For more than 100 years the United States has looked to prohibition to curtail the use of drugs. Proponents argue that by making substances like marijuana, cocaine and heroin illegal, government can significantly reduce drug-related crime, prevent addiction and stop the spread of drug-related disease.
The results have been less than impressive. In fact, Michael Botticelli, the director of the Office of National Drug Control Policy, said the War on Drugs has consisted of “failed policies and failed practices.”
Among alternative policies proposed to better achieve the stated goals are decriminalization of drugs—relaxed enforcement and penalties for drug offenses—and outright legalization of all drugs.
Yes, all of them.
These options may sound counterproductive, but the data tell a different story. In 2001 Portugal shocked the world and voted to decriminalize all drugs in response to a growing heroin problem.
Things like drug trafficking remain illegal, but drug users are viewed as ill rather than criminal. Instead of immediate arrest and incarceration, people caught with less than a 10-day supply of hard drugs are taken before a special court of legal experts, psychologists and social workers. The goal is a health-focused solution to drug use, with an occasional small fine or community service.
Fifteen years later plentiful data tell a drastically different story from what many predicted. Drug use among 15- to 24-year-olds has decreased dramatically and drug-induced deaths dropped from 80 in 2001 to 16 in 2012. Before 2001 Portugal confined around 100,000 drug users. Within the first 10 years of the policy’s adoption, this number halved. Today Portugal boasts one of the lowest drug-usage rates in all of Europe.
People are leaving the drug market and seeking treatment. The number of individuals registered in rehab has risen from 6,000 in 1999 to more than 24,000 in 2008. The number of heroin users who inject the drug has decreased from 45 percent to 17 percent. Injection rates are particularly important when discussing drug-related disease. Drug addicts now account for only 20 percent of HIV cases in the country, a significant improvement from the previous 56 percent.

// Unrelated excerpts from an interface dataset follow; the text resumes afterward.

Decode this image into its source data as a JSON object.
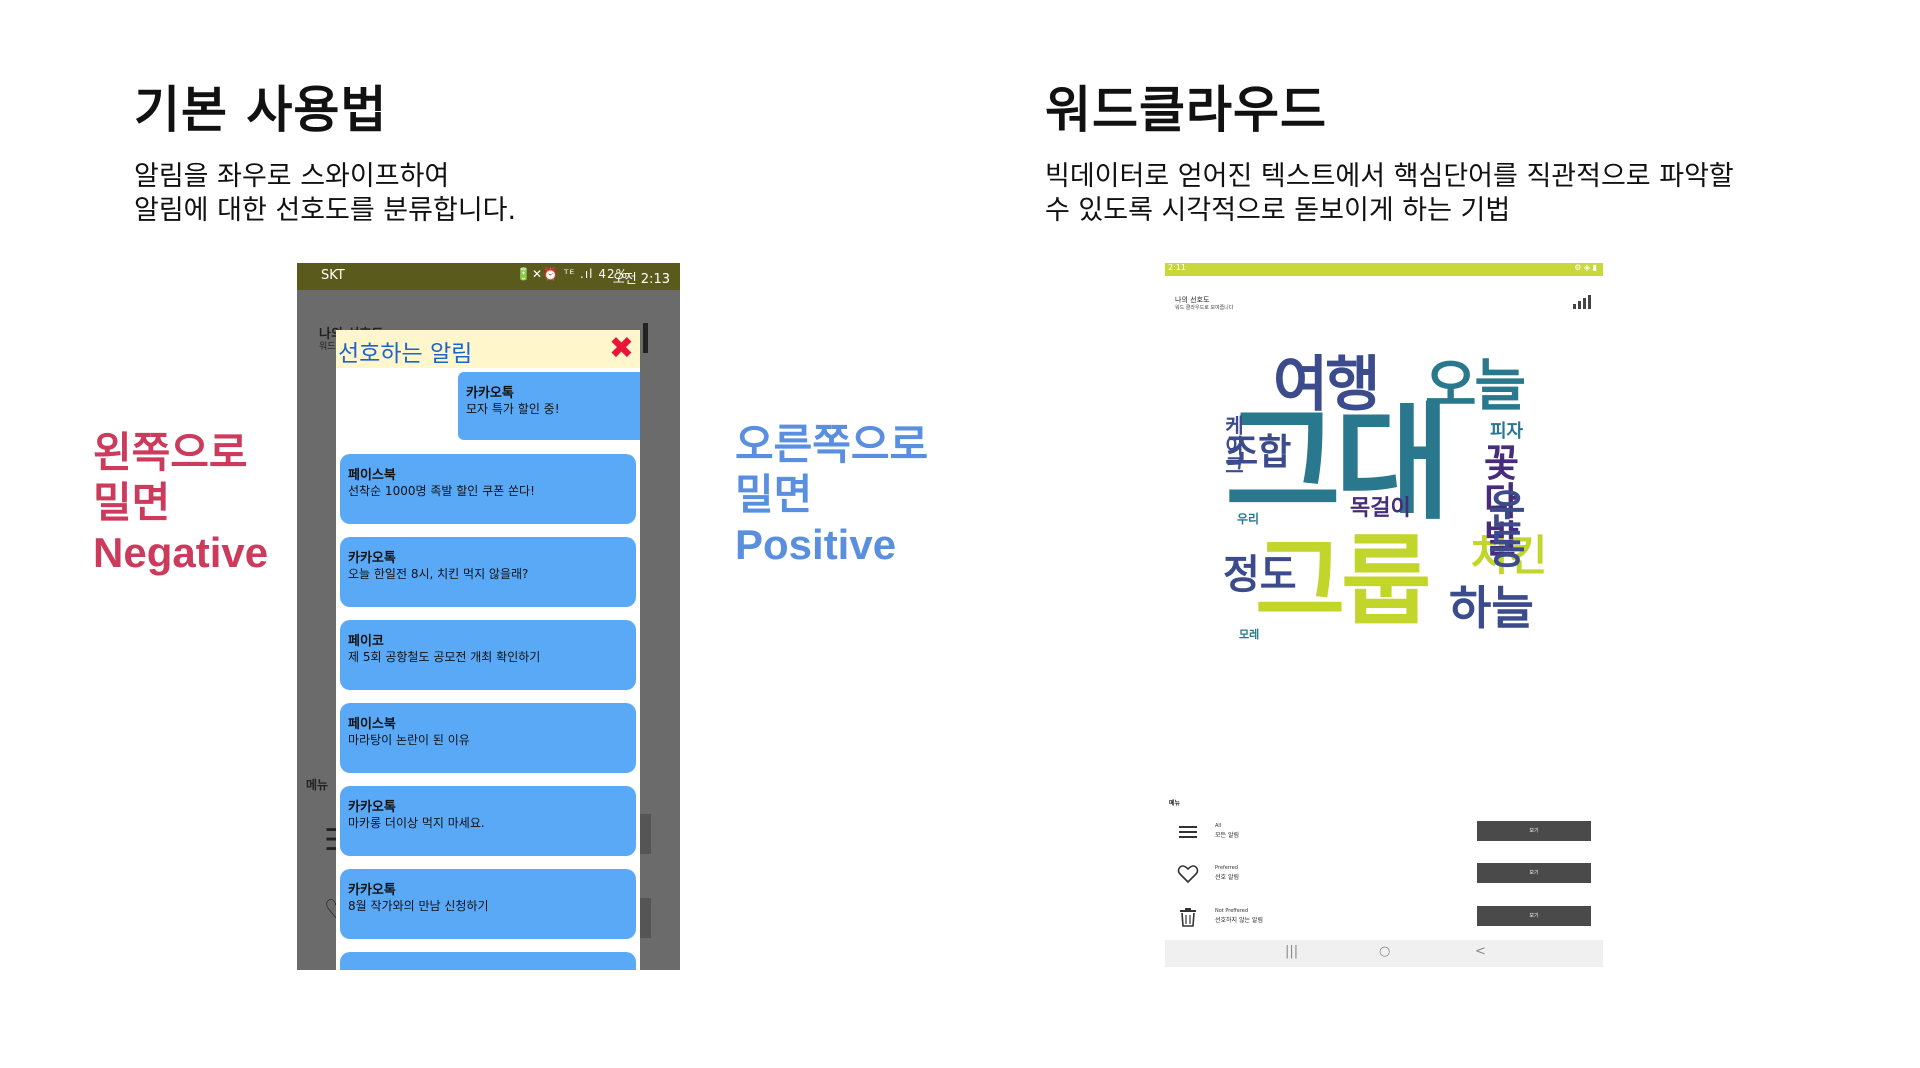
{
  "left": {
    "heading": "기본 사용법",
    "description_line1": "알림을 좌우로 스와이프하여",
    "description_line2": "알림에 대한 선호도를 분류합니다.",
    "swipe_left": {
      "line1": "왼쪽으로",
      "line2": "밀면",
      "line3": "Negative"
    },
    "swipe_right": {
      "line1": "오른쪽으로",
      "line2": "밀면",
      "line3": "Positive"
    },
    "phone": {
      "carrier": "SKT",
      "status_icons": "🔋✕⏰ ᵀᴱ .ıl 42%",
      "time": "오전 2:13",
      "bg_title": "나의 선호도",
      "bg_subtitle": "워드",
      "bg_menu": "메뉴",
      "dialog_title": "선호하는 알림",
      "close_glyph": "✖",
      "cards": [
        {
          "from": "카카오톡",
          "msg": "모자 특가 할인 중!"
        },
        {
          "from": "페이스북",
          "msg": "선착순 1000명 족발 할인 쿠폰 쏜다!"
        },
        {
          "from": "카카오톡",
          "msg": "오늘 한일전 8시, 치킨 먹지 않을래?"
        },
        {
          "from": "페이코",
          "msg": "제 5회 공항철도 공모전 개최 확인하기"
        },
        {
          "from": "페이스북",
          "msg": "마라탕이 논란이 된 이유"
        },
        {
          "from": "카카오톡",
          "msg": "마카롱 더이상 먹지 마세요."
        },
        {
          "from": "카카오톡",
          "msg": "8월 작가와의 만남 신청하기"
        }
      ]
    }
  },
  "right": {
    "heading": "워드클라우드",
    "description_line1": "빅데이터로 얻어진 텍스트에서 핵심단어를 직관적으로 파악할",
    "description_line2": "수 있도록 시각적으로 돋보이게 하는 기법",
    "tablet": {
      "time": "2:11",
      "status_icons": "⚙ ◈ ▮",
      "title": "나의 선호도",
      "subtitle": "워드 클라우드로 보여줍니다",
      "menu_label": "메뉴",
      "rows": [
        {
          "icon": "list-icon",
          "en": "All",
          "ko": "모든 알림",
          "button": "보기"
        },
        {
          "icon": "heart-icon",
          "en": "Preferred",
          "ko": "선호 알림",
          "button": "보기"
        },
        {
          "icon": "trash-icon",
          "en": "Not Preffered",
          "ko": "선호하지 않는 알림",
          "button": "보기"
        }
      ],
      "nav": {
        "recent": "|||",
        "home": "○",
        "back": "<"
      }
    },
    "word_cloud": {
      "words": [
        "그대",
        "그룹",
        "여행",
        "오늘",
        "조합",
        "정도",
        "치킨",
        "하늘",
        "목걸이",
        "피자",
        "우리",
        "모레",
        "케이크",
        "꽃다발",
        "운동"
      ],
      "colors": {
        "lime": "#c2d52b",
        "teal": "#2a788e",
        "navy": "#3b4b8c",
        "purple": "#472c7a",
        "green": "#3fbc73"
      }
    }
  }
}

These results can be explained with basic economics. As people get help for their drug use, the number of users—that is, the demand for drugs—falls. When the demand falls, drug suppliers find that their once-lucrative enterprise no longer bears fruit. So they exit the market.

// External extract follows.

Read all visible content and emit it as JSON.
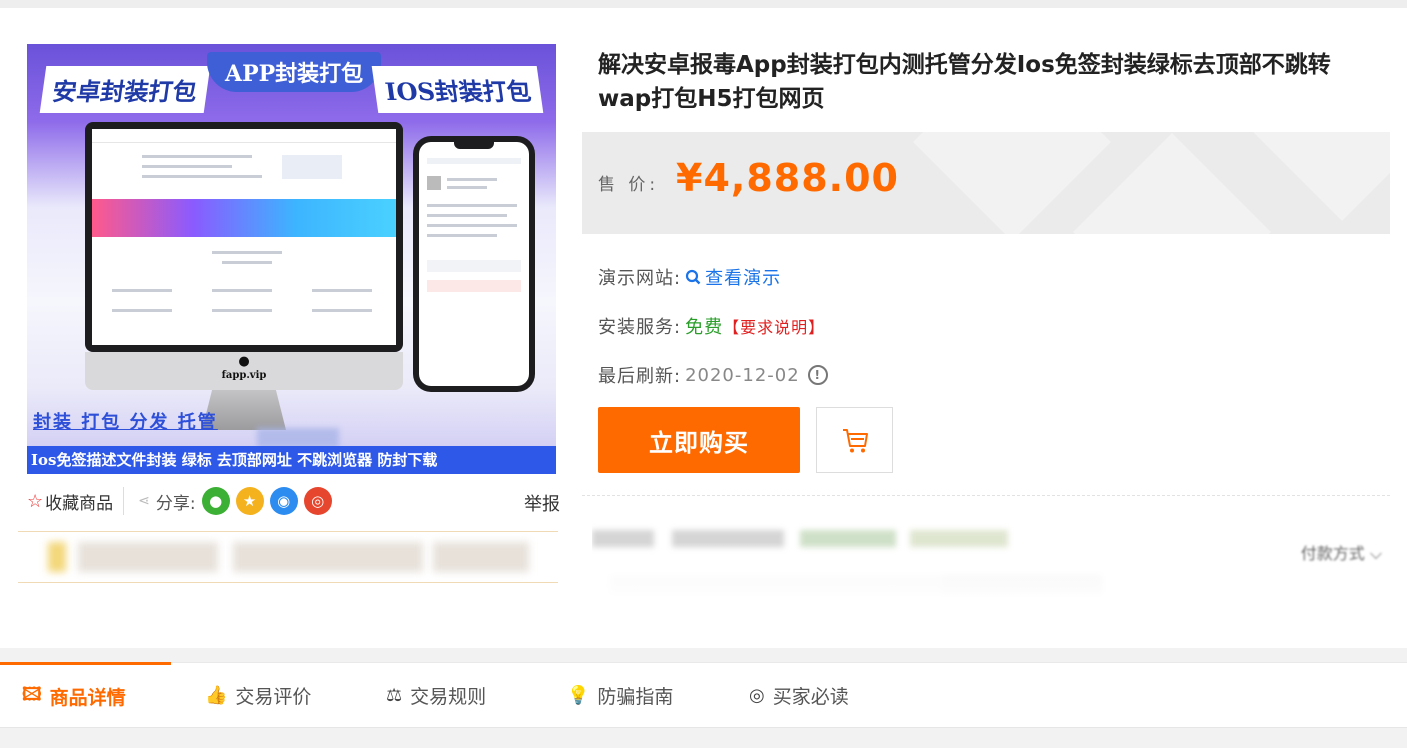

This would explain why a 2010 study in the British Journal of Criminology found that after decriminalization Portugal saw a significant reduction in the imprisonment of alleged drug dealers, from 14,000 in 2000 to 5,000 in 2010. In fact, the proportion of people in jail for crimes committed while under the influence of drugs or to feed a drug habit fell from 41 percent in 1999 to 21 percent in 2008.
By redirecting resources previously allocated to arresting and jailing drug users, Portugal has not only curbed its drug problem but has created a healthier society. When asked what the global community should take away from Portugal’s policy, Alex Steven, president of the International Society of the Study of Drug Policy, said, “The main lesson to learn (is that) decriminalizing drugs doesn’t necessarily lead to disaster, and it does free up resources for more effective responses to drug-related problems.”
There is something to learn from treating drug use as a physical and mental illness. Consider the results of the Portuguese policy versus the U.S. approach. While Portugal’s rates of use, incarceration and illness have all fallen, drug use in the United States has remained relatively unchanged for the past decade. Each year 1.5 million people are arrested on drug-related charges, 80 percent for mere possession. Half of all federal incarcerations are drug-related.
Few would argue that drug use isn’t a problem. Without a doubt, drug use presents problems for public health and destroys many lives. But when examining the efficacy of drug policies, the U.S. model is nothing short of a complete failure. It’s time to look at alternatives. As the Portuguese case illustrates, so-called “radical” policies may be perfectly reasonable.
This Independent Institute article was republished with permission from the Independent Institute.
[Image Credit: New Line Cinema]
Abigail Hall Blanco is a Research Fellow at the Independent Institute and an Assistant Professor of Economics at the University of Tampa. She received her Ph.D. in economics from George Mason University. Professor Hall is the author of scholarly articles in such journals as Public Choice, Defence and Peace Economics, Advances in Austrian Economics, Review of Austrian Economics, The Independent Review, Atlantic Economic Review, and The Journal of Private Enterprise. And, her popular articles have appeared in Newsweek, The Hill, The Daily Caller, The American Thinker, and the nationally-syndicated McClatchy-Tribune News Service. She is also the recipient of the William P. Snavley Award for Outstanding Achievement in Graduate Studies, Association of Private Enterprise Young Scholar Award (2013, 2014, 2015), and the Don Lavoie Memorial Essay Competition Award. Her work includes topics surrounding women's issues in business and the family, civil and economic liberty, the U.S. military and national defense, including, domestic police militarization, arms sales, weapons as foreign aid, and the political economy of military technology.